British still in war mode says Labour MP
BY FERN LANE
``The terrorism bill which went through last week basically demonstrated that the government has not moved on in its thinking; that it still envisages engaging in a war.'' So said Labour Party MP John MacDonald at a public meeting on the British government's new Prevention of Terrorism Act, organised by the Wolfe Tone Society in London on 22 March.
The Act, currently going through the final stages of parliamentary approval, has attracted heavy criticism from a huge number of individuals and groups concerned about the attacks on human rights contained within it.
Although the British government has signed an agreement committing itself to a long-term peace process, it is quite clear that it is not decommissioning its own powers. In fact, quite the reverse, it is upping the ante
MacDonald, a consistent critic of the bill, again voiced his concerns about the implications of the legislation. Sinn Féin's Francie Molloy also attended to provide activists with an update on events in the Six Counties, and Shane O'Neill, brother of Volunteer Diarmuid O'Neill, also spoke.
MacDonald told the audience of his dismay that only three Labour MPs - himself, Jeremy Corbyn and Paul Flynn, had voted against the bill, but began by speaking of his own anger and frustration at the ``reinstitution of the unionist veto'' via the collapsing of the Assembly:
``I have got used to it being difficult being a socialist in the Labour Party,'' he observed, ``but it is even more difficult being a republican. From the republican position, the Good Friday Agreement gave the embryonic opportunity for unification and for all of us, it gave us peace. It meant that we could deal with the political issues of the day within fora which none of us were particularly happy with, but which at least moved forward the emphasis of the debate.
``And if you see the work done by people like Bairbre de Brún and Martin McGuinness, they were proving that Sinn Féin could work on the day-to-day issues in a constructive way which respected the different traditions. That really boosted the confidence of all of us that we could see some way for the future and a just and lasting settlement.
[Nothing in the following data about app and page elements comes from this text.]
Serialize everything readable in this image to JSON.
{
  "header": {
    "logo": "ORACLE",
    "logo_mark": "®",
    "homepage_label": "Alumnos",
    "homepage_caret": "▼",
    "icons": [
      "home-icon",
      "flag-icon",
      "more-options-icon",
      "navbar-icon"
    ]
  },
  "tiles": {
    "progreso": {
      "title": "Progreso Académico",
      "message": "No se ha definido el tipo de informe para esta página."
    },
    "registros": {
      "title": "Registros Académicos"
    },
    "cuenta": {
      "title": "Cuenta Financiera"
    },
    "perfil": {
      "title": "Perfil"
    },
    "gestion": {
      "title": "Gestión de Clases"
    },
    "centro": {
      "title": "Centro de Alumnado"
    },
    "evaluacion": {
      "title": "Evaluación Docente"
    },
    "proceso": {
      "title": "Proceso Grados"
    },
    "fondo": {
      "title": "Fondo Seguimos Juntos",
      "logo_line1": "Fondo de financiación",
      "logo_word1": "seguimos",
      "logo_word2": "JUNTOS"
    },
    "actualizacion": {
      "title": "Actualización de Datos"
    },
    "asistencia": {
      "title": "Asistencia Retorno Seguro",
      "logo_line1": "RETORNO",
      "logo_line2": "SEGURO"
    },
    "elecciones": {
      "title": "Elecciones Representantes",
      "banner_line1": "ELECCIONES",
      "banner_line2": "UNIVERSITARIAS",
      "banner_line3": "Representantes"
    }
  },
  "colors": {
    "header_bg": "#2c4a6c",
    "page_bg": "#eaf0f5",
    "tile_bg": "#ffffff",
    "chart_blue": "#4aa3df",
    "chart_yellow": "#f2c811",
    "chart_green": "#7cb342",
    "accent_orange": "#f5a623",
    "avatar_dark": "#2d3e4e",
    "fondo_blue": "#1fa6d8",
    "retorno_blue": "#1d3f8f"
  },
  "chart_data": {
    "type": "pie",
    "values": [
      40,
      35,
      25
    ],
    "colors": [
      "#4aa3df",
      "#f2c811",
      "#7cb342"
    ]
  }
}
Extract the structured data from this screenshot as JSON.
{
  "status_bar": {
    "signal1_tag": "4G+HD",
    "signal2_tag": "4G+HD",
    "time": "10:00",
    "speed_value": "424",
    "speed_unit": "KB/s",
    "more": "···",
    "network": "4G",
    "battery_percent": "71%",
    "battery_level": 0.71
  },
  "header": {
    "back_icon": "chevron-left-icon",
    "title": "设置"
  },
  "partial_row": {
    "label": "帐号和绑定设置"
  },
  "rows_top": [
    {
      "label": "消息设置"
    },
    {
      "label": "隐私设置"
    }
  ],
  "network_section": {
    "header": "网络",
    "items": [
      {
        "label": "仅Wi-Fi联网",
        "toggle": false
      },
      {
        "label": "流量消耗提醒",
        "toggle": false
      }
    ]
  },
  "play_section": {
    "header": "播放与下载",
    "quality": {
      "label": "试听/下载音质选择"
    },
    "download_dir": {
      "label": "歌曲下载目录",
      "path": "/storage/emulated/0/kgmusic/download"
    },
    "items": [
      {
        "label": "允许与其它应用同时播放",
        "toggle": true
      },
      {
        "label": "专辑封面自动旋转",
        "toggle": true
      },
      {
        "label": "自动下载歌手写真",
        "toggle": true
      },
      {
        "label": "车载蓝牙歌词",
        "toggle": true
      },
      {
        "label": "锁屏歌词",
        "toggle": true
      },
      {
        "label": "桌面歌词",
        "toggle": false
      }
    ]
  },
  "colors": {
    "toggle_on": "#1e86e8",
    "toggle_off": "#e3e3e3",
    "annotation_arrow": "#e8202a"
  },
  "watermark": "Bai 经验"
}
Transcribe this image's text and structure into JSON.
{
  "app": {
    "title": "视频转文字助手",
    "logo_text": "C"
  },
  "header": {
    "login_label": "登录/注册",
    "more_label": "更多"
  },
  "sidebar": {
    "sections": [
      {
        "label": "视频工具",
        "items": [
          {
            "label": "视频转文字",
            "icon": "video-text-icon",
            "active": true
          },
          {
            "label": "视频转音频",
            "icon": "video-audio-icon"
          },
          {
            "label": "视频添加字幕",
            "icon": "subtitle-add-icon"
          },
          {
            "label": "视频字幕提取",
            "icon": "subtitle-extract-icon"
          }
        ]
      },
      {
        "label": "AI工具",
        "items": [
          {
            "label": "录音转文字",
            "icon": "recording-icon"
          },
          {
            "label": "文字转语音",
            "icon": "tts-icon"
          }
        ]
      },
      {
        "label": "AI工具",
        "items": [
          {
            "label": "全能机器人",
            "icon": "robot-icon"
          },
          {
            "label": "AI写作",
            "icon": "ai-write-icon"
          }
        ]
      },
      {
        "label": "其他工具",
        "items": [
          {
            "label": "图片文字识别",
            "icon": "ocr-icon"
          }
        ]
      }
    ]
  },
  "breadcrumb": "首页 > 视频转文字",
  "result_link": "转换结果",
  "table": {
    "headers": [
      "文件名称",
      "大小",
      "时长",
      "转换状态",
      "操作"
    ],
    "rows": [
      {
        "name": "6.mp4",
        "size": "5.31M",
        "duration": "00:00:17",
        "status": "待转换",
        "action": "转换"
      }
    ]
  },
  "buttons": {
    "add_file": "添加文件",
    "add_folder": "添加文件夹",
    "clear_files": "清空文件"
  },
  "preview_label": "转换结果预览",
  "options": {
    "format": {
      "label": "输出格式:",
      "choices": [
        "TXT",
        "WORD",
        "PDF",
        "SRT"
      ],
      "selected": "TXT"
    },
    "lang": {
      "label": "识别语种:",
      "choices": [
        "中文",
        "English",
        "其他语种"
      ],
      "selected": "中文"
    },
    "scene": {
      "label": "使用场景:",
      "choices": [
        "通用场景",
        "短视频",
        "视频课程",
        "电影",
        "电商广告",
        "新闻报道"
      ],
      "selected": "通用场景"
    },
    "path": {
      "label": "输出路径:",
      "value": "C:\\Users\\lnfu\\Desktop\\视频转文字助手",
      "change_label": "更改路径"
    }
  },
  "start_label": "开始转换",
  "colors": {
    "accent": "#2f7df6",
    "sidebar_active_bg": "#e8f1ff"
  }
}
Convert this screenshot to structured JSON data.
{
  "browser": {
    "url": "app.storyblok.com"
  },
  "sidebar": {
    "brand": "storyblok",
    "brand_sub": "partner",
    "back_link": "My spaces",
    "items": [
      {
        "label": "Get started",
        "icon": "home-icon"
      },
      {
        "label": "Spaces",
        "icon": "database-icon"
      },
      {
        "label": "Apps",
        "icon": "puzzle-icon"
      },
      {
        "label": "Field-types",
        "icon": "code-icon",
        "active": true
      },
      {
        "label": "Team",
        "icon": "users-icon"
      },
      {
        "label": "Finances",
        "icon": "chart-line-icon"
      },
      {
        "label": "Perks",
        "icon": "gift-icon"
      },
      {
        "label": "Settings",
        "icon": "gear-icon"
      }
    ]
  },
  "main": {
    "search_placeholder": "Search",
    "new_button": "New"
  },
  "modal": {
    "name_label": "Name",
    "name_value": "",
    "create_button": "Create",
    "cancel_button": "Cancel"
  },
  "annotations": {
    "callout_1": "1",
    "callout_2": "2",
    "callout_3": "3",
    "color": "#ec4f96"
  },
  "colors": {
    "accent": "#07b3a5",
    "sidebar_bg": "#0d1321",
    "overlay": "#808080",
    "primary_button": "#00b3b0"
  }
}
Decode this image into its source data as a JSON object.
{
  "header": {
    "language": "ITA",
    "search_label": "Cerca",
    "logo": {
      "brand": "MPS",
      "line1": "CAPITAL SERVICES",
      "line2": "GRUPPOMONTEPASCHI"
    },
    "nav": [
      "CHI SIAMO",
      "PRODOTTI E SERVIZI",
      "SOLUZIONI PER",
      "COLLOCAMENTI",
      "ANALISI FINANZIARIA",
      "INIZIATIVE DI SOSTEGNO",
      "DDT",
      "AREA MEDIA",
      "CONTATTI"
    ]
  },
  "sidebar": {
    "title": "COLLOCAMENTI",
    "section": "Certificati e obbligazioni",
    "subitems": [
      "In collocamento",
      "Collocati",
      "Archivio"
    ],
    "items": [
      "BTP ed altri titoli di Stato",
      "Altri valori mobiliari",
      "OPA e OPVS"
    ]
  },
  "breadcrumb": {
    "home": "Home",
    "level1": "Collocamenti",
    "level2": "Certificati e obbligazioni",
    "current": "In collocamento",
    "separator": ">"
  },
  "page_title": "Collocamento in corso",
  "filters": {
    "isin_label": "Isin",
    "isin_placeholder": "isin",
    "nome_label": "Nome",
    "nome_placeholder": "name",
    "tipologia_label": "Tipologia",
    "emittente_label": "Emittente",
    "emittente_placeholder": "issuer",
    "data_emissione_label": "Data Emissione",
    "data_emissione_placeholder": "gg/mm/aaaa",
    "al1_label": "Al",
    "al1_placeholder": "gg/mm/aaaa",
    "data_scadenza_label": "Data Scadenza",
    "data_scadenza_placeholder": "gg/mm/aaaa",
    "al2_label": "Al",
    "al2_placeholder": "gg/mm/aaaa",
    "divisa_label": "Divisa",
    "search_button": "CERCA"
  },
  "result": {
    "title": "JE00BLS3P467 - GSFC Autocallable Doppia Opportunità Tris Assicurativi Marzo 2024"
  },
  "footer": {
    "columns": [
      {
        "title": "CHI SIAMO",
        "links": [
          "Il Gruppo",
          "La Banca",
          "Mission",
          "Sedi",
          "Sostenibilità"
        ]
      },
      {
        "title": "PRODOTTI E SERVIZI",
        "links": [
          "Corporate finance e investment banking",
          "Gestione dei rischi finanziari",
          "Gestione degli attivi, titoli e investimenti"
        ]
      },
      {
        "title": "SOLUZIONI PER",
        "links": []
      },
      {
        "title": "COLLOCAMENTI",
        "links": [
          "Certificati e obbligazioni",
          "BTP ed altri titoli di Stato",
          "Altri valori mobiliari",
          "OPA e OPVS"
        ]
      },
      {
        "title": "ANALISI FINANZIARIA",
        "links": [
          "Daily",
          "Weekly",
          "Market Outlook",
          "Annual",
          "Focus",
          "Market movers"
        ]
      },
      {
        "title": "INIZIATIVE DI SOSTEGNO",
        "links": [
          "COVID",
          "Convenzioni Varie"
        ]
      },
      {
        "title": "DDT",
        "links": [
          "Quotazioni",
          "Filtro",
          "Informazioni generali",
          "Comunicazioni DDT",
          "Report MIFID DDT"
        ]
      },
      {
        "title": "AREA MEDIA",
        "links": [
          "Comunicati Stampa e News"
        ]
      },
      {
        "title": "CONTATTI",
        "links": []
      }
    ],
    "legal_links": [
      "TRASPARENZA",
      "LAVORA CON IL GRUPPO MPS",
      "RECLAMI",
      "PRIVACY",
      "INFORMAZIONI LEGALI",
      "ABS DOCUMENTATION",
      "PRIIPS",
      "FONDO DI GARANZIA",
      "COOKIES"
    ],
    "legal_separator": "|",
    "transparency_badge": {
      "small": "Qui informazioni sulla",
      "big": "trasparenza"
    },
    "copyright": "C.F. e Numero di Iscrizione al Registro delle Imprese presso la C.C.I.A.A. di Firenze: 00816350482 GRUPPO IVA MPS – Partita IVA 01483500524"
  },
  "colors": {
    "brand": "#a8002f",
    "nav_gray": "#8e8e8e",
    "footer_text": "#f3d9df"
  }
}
``Having raised our hopes and expectations, I think we were all frightened by that reinstitution of the unionist veto. The British minister and British government unilaterally suspended democratic institutions which had been agreed by all sides. That came not as a shock, but as an object lesson that politics has not moved on.''
However, MacDonald reserved his strongest criticism for the government in respect of the introduction of the new PTA, saying: ``If you look at the definitions within the bill regarding what powers the government can now exert, they are more draconian than anything we have ever seen before.
``They now define, in British law, terrorism as any act based upon a motive which is political, religious or ideological. The powers which can be drawn from that bill include all the powers of the PTA and much more.
``It is symbolic of the mentality which hasn't moved on. Although the British government has signed an agreement committing itself to a long-term peace process, it is quite clear that it is not decommissioning its own powers. In fact, quite the reverse, it is upping the ante. What was staggering was that only three MPs were capable of voting against the bill.''